Excerpts from an interface dataset:
☆ ☆ ☆

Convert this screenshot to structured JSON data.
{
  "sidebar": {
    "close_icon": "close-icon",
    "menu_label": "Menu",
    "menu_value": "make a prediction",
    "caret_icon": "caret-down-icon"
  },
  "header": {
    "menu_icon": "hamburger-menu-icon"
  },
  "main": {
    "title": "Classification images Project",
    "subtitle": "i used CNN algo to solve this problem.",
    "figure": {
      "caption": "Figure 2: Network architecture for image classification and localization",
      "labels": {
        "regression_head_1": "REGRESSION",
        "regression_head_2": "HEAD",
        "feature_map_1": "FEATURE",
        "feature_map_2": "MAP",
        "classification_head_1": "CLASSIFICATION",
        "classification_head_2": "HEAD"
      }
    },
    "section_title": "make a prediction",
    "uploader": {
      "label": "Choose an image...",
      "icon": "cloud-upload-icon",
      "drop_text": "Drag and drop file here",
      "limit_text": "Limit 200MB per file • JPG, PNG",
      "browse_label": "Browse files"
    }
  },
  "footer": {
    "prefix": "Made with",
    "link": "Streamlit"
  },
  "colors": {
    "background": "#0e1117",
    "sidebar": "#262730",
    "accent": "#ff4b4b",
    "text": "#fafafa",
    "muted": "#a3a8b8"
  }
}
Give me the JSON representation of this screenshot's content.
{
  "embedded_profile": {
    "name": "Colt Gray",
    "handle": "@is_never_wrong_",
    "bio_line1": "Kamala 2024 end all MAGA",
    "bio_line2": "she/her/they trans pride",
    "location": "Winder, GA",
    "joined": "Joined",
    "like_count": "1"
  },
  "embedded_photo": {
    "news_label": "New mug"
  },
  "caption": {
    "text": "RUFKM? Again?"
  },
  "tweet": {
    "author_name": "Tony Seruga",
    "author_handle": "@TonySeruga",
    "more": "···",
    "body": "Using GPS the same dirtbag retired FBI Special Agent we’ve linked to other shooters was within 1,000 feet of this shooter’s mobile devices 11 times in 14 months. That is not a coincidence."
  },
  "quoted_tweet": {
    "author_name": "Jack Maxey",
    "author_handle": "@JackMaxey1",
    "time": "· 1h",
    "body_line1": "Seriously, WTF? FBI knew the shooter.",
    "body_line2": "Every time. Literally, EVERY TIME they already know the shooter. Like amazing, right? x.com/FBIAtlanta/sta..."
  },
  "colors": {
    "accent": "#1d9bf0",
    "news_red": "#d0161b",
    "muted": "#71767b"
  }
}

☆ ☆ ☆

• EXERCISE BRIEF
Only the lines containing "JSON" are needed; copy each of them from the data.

• SOLUTION TO THIS TASK
Convert this screenshot to structured JSON data.
Give me the JSON representation of this screenshot's content.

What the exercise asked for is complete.